1) Help Boston, and to a lesser extent Cambridge, become the sort of cities that techies want to call home by loosening restrictions on quality of life issues such as closing hours and liquor licences.
2) Partner with universities and other nonprofits in cities such as Lowell and Springfield to create incubator spaces for startups, while insuring these gateway cities have adequate transportation options connecting them to Boston.
3) Increase the job pool for tech companies by ensuring that computer skills become a key part of K-12 education and community college retraining programs.
4) Foster an open-door policy for business leaders and entrepreneurs, while nudging legislators on Beacon Hill to do the same.
5) Pass legislation to end the practice of enforcing noncompete clauses, which stifle innovation by making it difficult for employees to leave their firms or start new ones.
Harvard and MIT have already given major pharmaceutical and biotech companies a reason to relocate to Greater Boston. The research done by scientists at local colleges has been an economic engine, creating jobs in robotics, clean energy, security, and data systems. Employment opportunities abound, but the Hub is still losing young people to other high-tech centers like Silicon Valley, often for reasons of lifestyle.
State government can help solve this problem. Baker should push the Legislature to increase the number of liquor licenses available in the Boston area, while working with municipal governments to cut the red tape that can stifle the region’s nightlife and cultural institutions. Restaurants, bars, and cultural venues add vitality to the city, and will give people a reason to stay. It’s also important to remember that Boston is losing tech talent to San Francisco, a city with a higher cost of living than the Commonwealth. While building more affordable housing is certainly a goal in its own right, it probably won’t do much to convince highly paid software engineers to stay.
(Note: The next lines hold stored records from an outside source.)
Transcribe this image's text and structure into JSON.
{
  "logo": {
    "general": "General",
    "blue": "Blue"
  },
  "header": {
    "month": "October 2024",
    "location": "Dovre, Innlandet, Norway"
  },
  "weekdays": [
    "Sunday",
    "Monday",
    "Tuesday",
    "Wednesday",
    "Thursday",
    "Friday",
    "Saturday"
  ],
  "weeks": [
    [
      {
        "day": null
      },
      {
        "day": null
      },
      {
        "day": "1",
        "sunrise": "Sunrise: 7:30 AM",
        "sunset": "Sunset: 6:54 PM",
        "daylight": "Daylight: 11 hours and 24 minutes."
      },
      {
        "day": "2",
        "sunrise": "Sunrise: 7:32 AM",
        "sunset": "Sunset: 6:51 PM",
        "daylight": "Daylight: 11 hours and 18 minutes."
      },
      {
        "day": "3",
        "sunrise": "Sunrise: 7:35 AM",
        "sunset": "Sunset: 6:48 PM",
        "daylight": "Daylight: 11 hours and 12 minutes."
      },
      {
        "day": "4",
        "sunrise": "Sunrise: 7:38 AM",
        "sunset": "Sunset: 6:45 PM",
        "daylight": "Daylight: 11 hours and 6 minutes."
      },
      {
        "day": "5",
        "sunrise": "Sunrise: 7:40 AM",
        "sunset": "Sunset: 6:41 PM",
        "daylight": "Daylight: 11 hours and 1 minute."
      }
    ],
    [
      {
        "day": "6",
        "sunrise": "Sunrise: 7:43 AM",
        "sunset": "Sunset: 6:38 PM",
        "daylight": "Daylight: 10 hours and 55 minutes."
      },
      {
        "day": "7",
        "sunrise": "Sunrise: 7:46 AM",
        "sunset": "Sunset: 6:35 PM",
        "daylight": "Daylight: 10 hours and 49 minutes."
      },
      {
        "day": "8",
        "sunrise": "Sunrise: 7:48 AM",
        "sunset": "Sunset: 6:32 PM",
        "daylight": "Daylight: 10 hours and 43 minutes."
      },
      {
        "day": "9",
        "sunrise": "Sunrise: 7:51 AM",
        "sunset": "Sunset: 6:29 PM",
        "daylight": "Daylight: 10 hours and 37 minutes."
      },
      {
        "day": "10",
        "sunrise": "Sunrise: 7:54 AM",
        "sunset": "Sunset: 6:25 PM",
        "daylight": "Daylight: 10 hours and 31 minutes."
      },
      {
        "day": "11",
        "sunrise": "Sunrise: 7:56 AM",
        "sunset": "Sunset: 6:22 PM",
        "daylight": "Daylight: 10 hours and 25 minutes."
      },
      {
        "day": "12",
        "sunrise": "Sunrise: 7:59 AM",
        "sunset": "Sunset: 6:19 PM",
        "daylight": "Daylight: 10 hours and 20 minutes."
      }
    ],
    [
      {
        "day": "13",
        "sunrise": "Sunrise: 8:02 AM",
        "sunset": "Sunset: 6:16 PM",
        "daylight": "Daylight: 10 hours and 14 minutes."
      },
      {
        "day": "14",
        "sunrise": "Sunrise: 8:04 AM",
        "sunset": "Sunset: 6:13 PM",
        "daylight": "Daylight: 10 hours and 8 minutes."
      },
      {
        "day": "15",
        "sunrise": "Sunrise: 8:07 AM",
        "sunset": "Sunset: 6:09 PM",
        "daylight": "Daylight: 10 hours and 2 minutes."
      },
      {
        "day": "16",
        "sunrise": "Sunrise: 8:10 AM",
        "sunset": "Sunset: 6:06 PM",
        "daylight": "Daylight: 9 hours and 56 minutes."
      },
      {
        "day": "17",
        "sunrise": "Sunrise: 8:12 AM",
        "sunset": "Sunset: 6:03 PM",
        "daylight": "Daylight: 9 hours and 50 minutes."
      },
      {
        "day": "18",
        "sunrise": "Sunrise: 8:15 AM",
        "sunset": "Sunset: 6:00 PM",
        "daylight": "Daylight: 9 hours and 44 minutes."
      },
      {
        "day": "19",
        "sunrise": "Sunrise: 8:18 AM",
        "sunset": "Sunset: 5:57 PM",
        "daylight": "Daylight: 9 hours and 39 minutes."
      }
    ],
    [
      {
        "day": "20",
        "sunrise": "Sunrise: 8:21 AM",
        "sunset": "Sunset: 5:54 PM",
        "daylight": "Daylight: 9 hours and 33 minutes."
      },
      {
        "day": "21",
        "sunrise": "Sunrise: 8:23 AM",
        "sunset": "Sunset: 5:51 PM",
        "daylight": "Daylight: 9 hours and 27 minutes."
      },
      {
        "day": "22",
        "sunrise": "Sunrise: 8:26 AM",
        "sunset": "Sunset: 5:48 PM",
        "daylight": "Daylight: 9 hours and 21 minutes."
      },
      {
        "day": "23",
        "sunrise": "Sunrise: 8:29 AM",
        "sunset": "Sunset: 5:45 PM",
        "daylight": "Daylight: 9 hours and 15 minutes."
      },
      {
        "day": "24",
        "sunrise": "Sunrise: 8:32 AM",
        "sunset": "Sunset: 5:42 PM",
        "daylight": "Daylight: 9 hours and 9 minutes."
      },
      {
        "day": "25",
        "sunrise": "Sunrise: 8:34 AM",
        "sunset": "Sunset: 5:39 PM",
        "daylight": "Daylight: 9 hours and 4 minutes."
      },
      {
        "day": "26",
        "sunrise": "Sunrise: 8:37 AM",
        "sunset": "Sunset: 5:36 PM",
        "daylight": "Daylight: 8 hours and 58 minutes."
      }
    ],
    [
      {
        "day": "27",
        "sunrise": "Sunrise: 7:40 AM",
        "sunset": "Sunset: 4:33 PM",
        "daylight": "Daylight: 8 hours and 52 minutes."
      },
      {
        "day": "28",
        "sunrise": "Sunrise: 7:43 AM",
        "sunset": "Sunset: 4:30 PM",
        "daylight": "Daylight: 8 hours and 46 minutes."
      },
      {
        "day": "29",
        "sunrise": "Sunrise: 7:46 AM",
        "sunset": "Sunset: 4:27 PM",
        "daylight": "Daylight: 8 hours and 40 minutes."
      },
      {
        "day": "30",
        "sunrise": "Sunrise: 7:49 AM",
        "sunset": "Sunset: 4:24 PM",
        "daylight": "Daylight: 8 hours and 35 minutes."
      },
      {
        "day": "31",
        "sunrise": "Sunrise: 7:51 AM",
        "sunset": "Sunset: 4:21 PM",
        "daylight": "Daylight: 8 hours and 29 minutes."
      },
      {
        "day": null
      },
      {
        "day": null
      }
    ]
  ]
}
Baker should also focus attention on bringing some of the energy that invigorates Kendall Square to the gateway cities. To do that, Baker should partner with colleges and nonprofits to provide funding and space to startups willing to settle outside of Greater Boston. UMass Lowell already does this, and has had great success at turning Lowell into a center for medical devices manufacturing. Baker should replicate this success by finding state-owned buildings in places like Lawrence, Holyoke, and Springfield that can hold young companies. Providing funding will be harder, but creative use of state resources might spur more interest from private sector investors.
Finally, leaders in the tech industry — whether they’re CEOs of major companies or running startups with just a handful of employees — need to know they have a friend in the corner office. Baker should be a presence at tech summits and industry gatherings, and he should encourage lawmakers on Beacon Hill to do the same. Luckily, some are already doing so. State Senator Karen Spilka and state Representative Ann-Margaret Ferrante have made it a point to reach out to tech leaders. The reason to do this is twofold: By showing up, Baker demonstrates that he considers tech a priority. And by meeting with leaders in the field, he can open channels of communication that could lead to smart policy down the line. Last year’s tech tax debacle was caused in large part by a misunderstanding, on the part of both the governor and the Legislature, of how IT firms operate. Fostering relationship with business leaders is the best way to encourage that sort of understanding.
The Massachusetts tech sector is strong — for now. Baker needs to find ways to protect the Commonwealth’s competitive advantage to ensure that the next generation of IT firms — and the job’s they’ll create — stay here.